      “I feel like the AMS collection was created for students to see,” says Anselmo. “If you’re a student at UBC, it’s your collection. It should be shown.”

      The gallery also has three large pieces hung near the Great Hall of the Nest building itself: a huge, mosaiclike, 1960s Lionel Thomas mural that had been taken apart but is now painstakingly restored; a three-dimensional, sustainability-themed artwork by student artist Jake Ford; and an ethereal swirl of petri dishes by Alexandra van Zyl and Samantha Melnyk, called Into the Ether.

      Hatch commissioner Gillian Anselmo.

      “The Nest itself is a huge art space,” says Anselmo of the multitenanted student headquarters. “It’s a cultural hub now.”

      The Hatch Art Gallery kicks off this week, during the official opening of the Nest on Thursday (August 27). Its first archival show, called Recollecting Space: Student Union Buildings, 75 Years in the Making, opens on September 1. It includes original 1935 blueprints for 1940’s Brock Hall (the original student building), large photographic prints of student protests outside the SUB during the heyday of the hippies, and architectural plans for the futuristic, sustainable Nest.

      Throughout the year, Anselmo wants to animate the Hatch space with special events and art evenings for students. As for exhibitions, visual-arts students will have shows in the space, and other students will curate them, work that provides valuable experience and exposure to both. Outside the space are display cases for undergrads.

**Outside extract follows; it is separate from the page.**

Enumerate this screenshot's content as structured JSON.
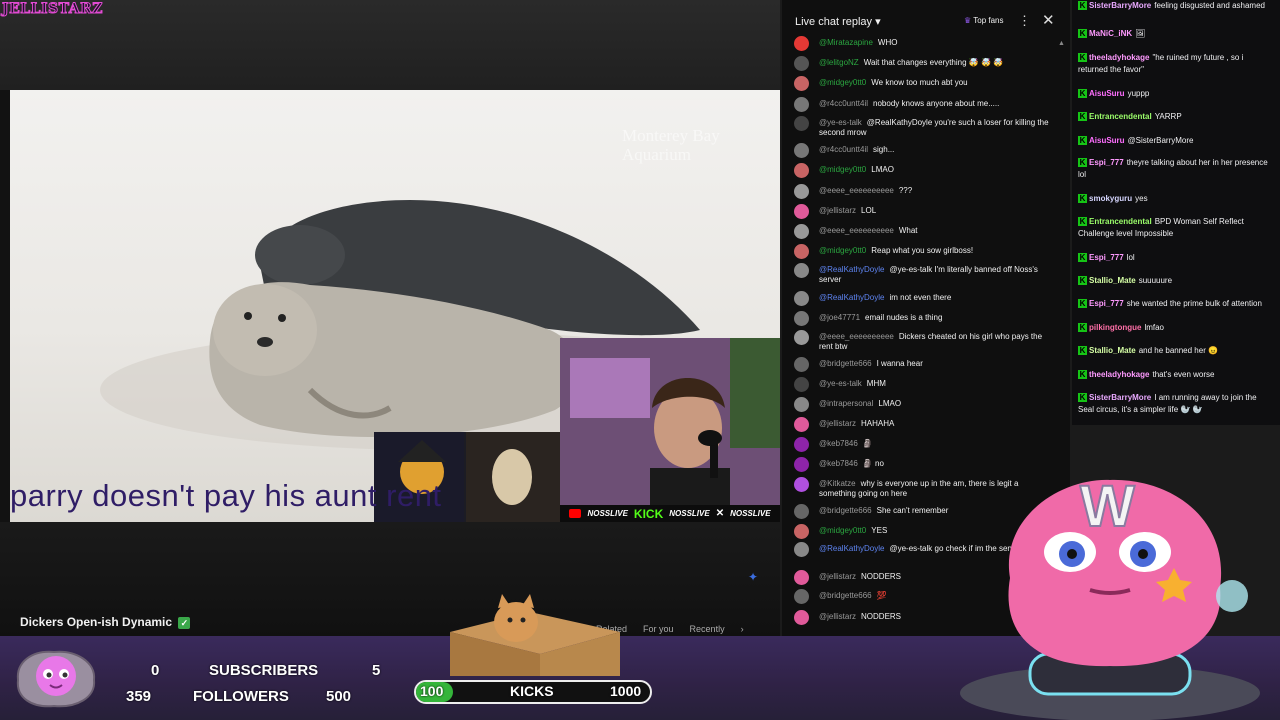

      “It’s really important to me to have a good representation of student work. We have already selected the exhibitions for the year with an eye to picking students’ work from all different faculties across campus,” Anselmo says. “It’s important to see student art because it’s important to see what’s coming. In 10 or 15 years, that is who is going to be important in the art world.”

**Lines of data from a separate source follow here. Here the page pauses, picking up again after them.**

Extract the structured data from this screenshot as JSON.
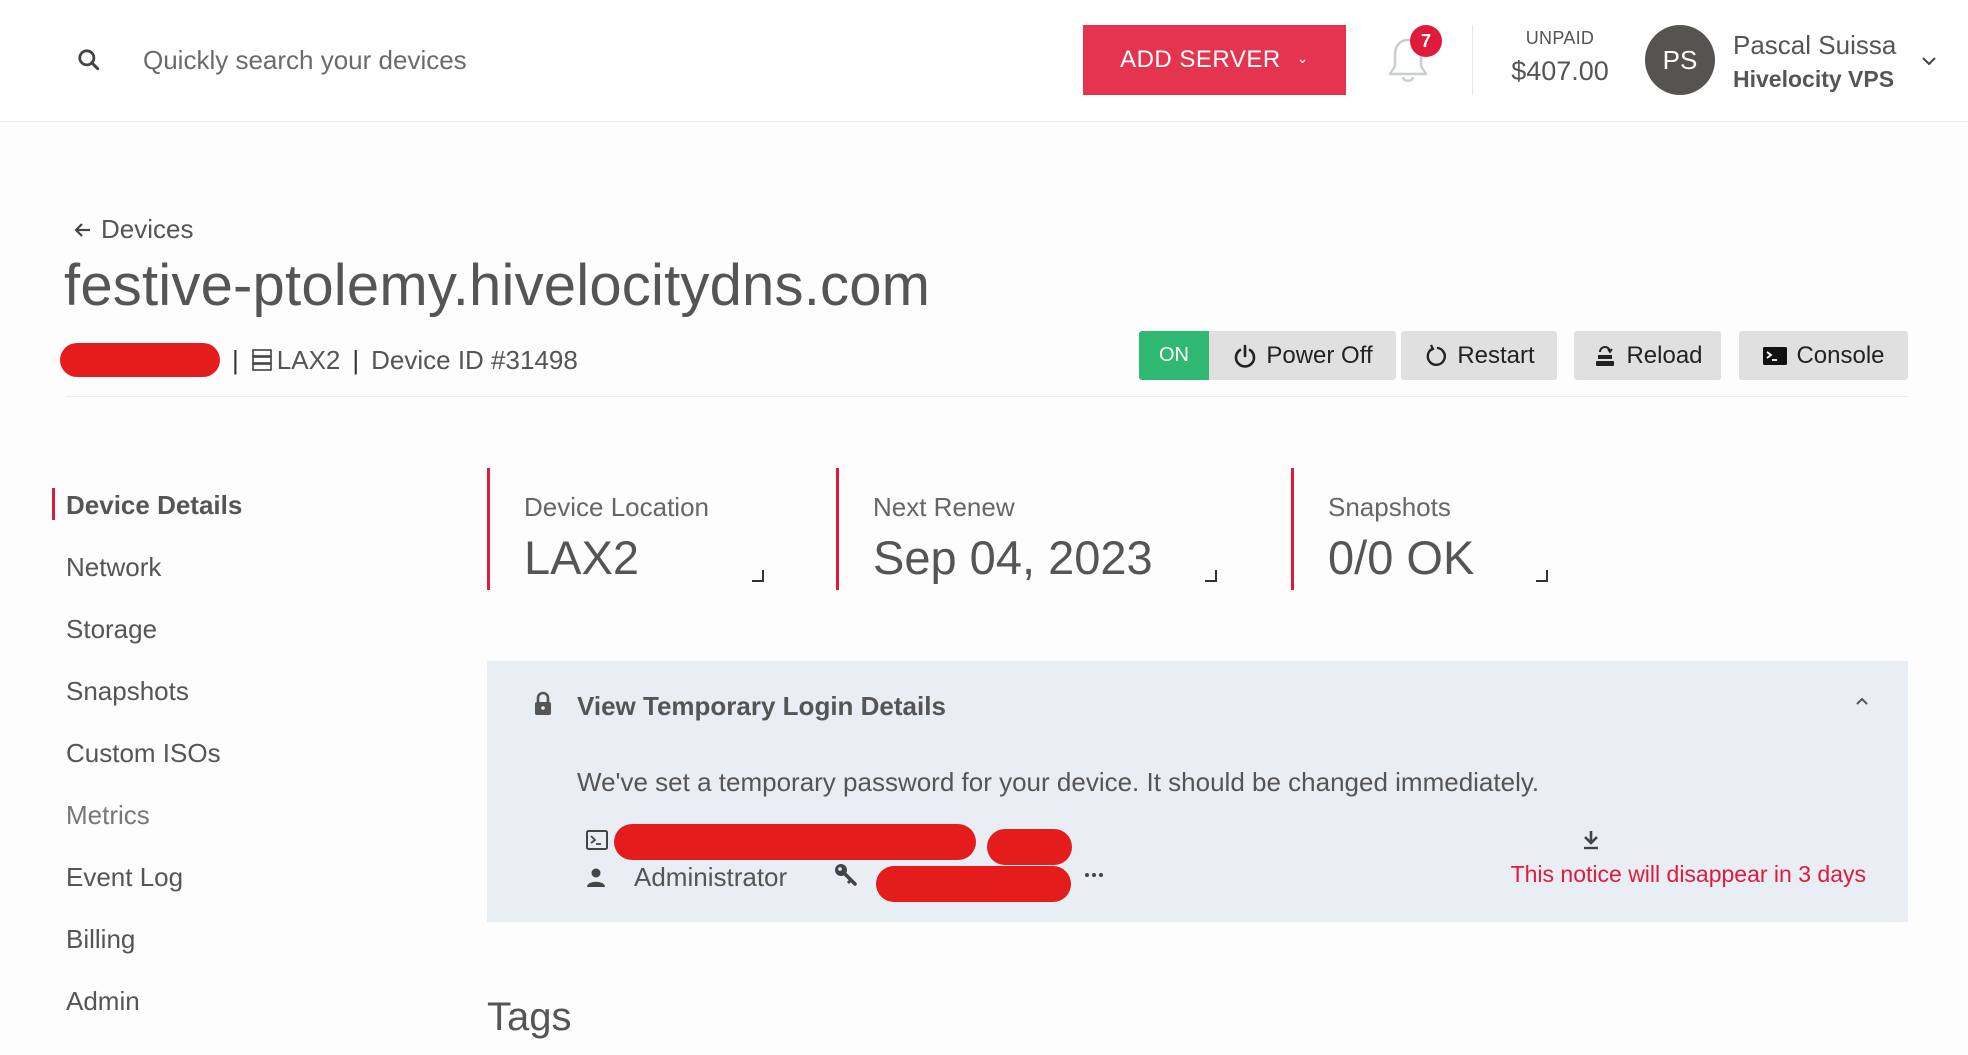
{
  "header": {
    "search_placeholder": "Quickly search your devices",
    "add_server_label": "ADD SERVER",
    "notifications_count": "7",
    "unpaid_label": "UNPAID",
    "unpaid_amount": "$407.00",
    "user": {
      "initials": "PS",
      "name": "Pascal Suissa",
      "org": "Hivelocity VPS"
    }
  },
  "breadcrumb": {
    "back_label": "Devices"
  },
  "device": {
    "hostname": "festive-ptolemy.hivelocitydns.com",
    "location": "LAX2",
    "device_id": "Device ID #31498",
    "power_state": "ON"
  },
  "actions": {
    "power_off": "Power Off",
    "restart": "Restart",
    "reload": "Reload",
    "console": "Console"
  },
  "sidebar": {
    "items": [
      {
        "label": "Device Details",
        "active": true
      },
      {
        "label": "Network"
      },
      {
        "label": "Storage"
      },
      {
        "label": "Snapshots"
      },
      {
        "label": "Custom ISOs"
      },
      {
        "label": "Metrics"
      },
      {
        "label": "Event Log"
      },
      {
        "label": "Billing"
      },
      {
        "label": "Admin"
      }
    ]
  },
  "stats": [
    {
      "label": "Device Location",
      "value": "LAX2"
    },
    {
      "label": "Next Renew",
      "value": "Sep 04, 2023"
    },
    {
      "label": "Snapshots",
      "value": "0/0 OK"
    }
  ],
  "login_panel": {
    "title": "View Temporary Login Details",
    "description": "We've set a temporary password for your device. It should be changed immediately.",
    "username": "Administrator",
    "notice": "This notice will disappear in 3 days"
  },
  "tags": {
    "heading": "Tags"
  },
  "colors": {
    "accent": "#e5344f",
    "on_status": "#2eb872",
    "redaction": "#e51c1c",
    "panel_bg": "#e9eef5"
  }
}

      Just don’t let the fancy facilities fool you: this is still very much a gallery powered by student volunteers. And the fact that it doesn’t have any paid staff is what really sets it apart. Not all of the students donating their time and ideas to the project are art majors: Anselmo says some study other fields, like biology, and this is a way for them to keep their artistic interests alive. Even Anselmo is juggling her administration work with classes. “I have an exam tonight,” she says with a laugh. “We’re all pretty busy.”

      Recollecting Space: Student Union Buildings, 75 Years in the Making opens at the Hatch Art Gallery in UBC's AMS Student Nest on Thursday (August 27).